Shingles Before 40 Ups Heart Disease Risk
Shingles can dramatically increase a person's risk of heart attacks and strokes, according to new research.
The latest study involved 106,601 people who had shingles and 213,202 match controls. Researchers followed participants for an average of 6.3 years after they contracted shingles. They accounted for body mass index, smoking, cholesterol, hypertension, diabetes and other vascular risk factors.
The study revealed that a bout of shingles increased the risk of heart attack by 10 percent and the risk of mini-stroke or transient ischemic attack, by 15 percent. However, having shingles did not alter the risk of suffering a major stroke.

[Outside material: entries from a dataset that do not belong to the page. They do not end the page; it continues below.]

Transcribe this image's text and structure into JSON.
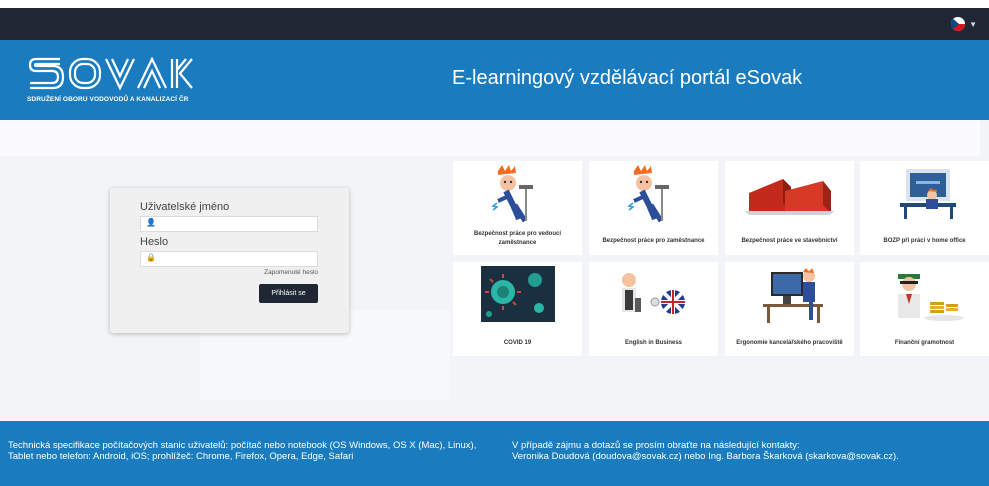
{
  "language": {
    "flag": "cz-flag-icon"
  },
  "brand": {
    "logo_text": "SOVAK",
    "subtitle": "SDRUŽENÍ OBORU VODOVODŮ A KANALIZACÍ ČR"
  },
  "header": {
    "title": "E-learningový vzdělávací portál eSovak"
  },
  "login": {
    "username_label": "Uživatelské jméno",
    "password_label": "Heslo",
    "username_value": "",
    "password_value": "",
    "forgot_label": "Zapomenuté heslo",
    "submit_label": "Přihlásit se"
  },
  "courses": [
    {
      "title": "Bezpečnost práce pro vedoucí zaměstnance",
      "icon": "worker-electric-shock-icon"
    },
    {
      "title": "Bezpečnost práce pro zaměstnance",
      "icon": "worker-electric-shock-icon"
    },
    {
      "title": "Bezpečnost práce ve stavebnictví",
      "icon": "construction-containers-icon"
    },
    {
      "title": "BOZP při práci v home office",
      "icon": "home-office-desk-icon"
    },
    {
      "title": "COVID 19",
      "icon": "virus-icon"
    },
    {
      "title": "English in Business",
      "icon": "uk-flag-businessman-icon"
    },
    {
      "title": "Ergonomie kancelářského pracoviště",
      "icon": "office-worker-computer-icon"
    },
    {
      "title": "Finanční gramotnost",
      "icon": "money-coins-icon"
    }
  ],
  "footer": {
    "left": "Technická specifikace počítačových stanic uživatelů: počítač nebo notebook (OS Windows, OS X (Mac), Linux), Tablet nebo telefon: Android, iOS; prohlížeč: Chrome, Firefox, Opera, Edge, Safari",
    "right_line1": "V případě zájmu a dotazů se prosím obraťte na následující kontakty:",
    "right_line2": "Veronika Doudová (doudova@sovak.cz) nebo Ing. Barbora Škarková (skarkova@sovak.cz)."
  },
  "colors": {
    "topbar": "#1f2734",
    "header": "#1a7cbf",
    "footer": "#1a7cbf",
    "button": "#1f2734",
    "page_bg": "#f3f4f7"
  }
}
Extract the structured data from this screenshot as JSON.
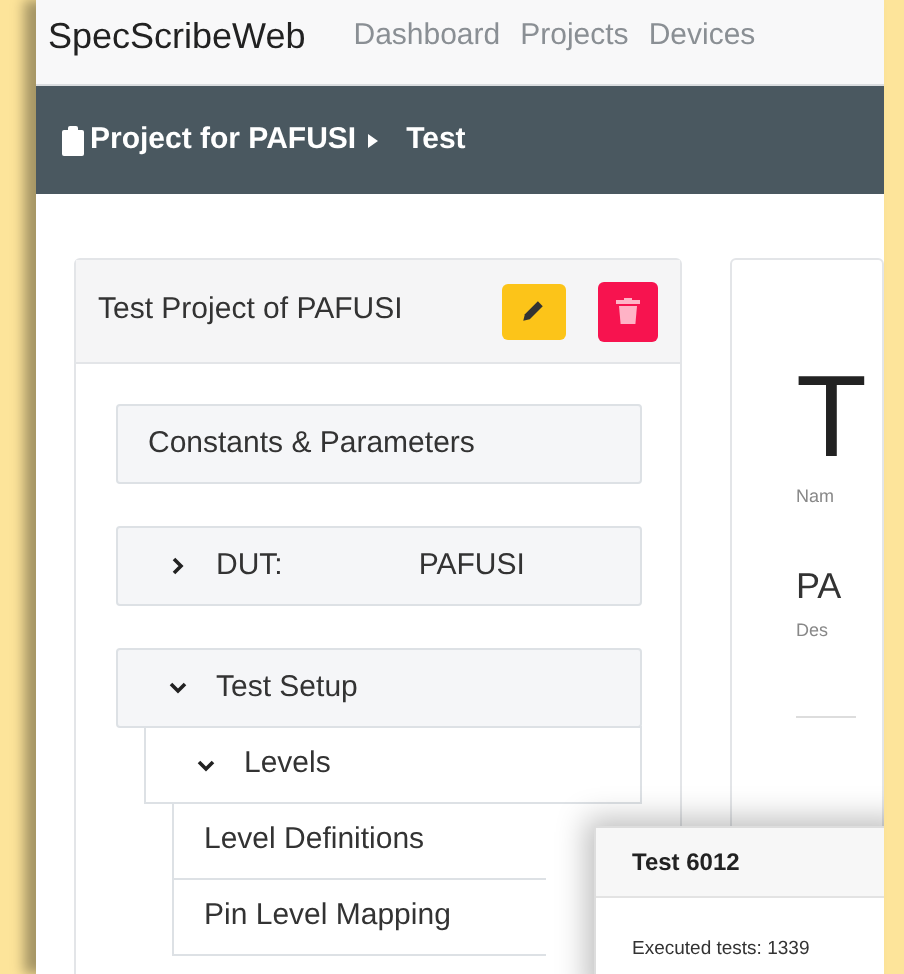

However, participants who got shingles before age 40 were 74 percent more likely to have stroke. Researchers also found that these people were 2.4 times more likely to have a TIA if they had shingles and 50 percent more likely to have a heart attack.
Lead researcher Dr. Judith Breuer of University College London said that people with shingles should get themselves checked for other heart risks.
"Anyone with shingles, and especially younger people, should be screened for stroke risk factors," Breuer said. "The shingles vaccine has been shown to reduce the number of cases of shingles by about 50 percent. Studies are needed to determine whether vaccination can also reduce the incidence of stroke and heart attack. However, what is also clear is that factors that increase the risk of stroke also increase the risk of shingles, so we do not know if vaccinating people can reduce the risk of stroke per se. Current recommendations are that anyone 60 years and older should be vaccinated. The role for vaccination in younger individuals with vascular risk factors needs to be determined."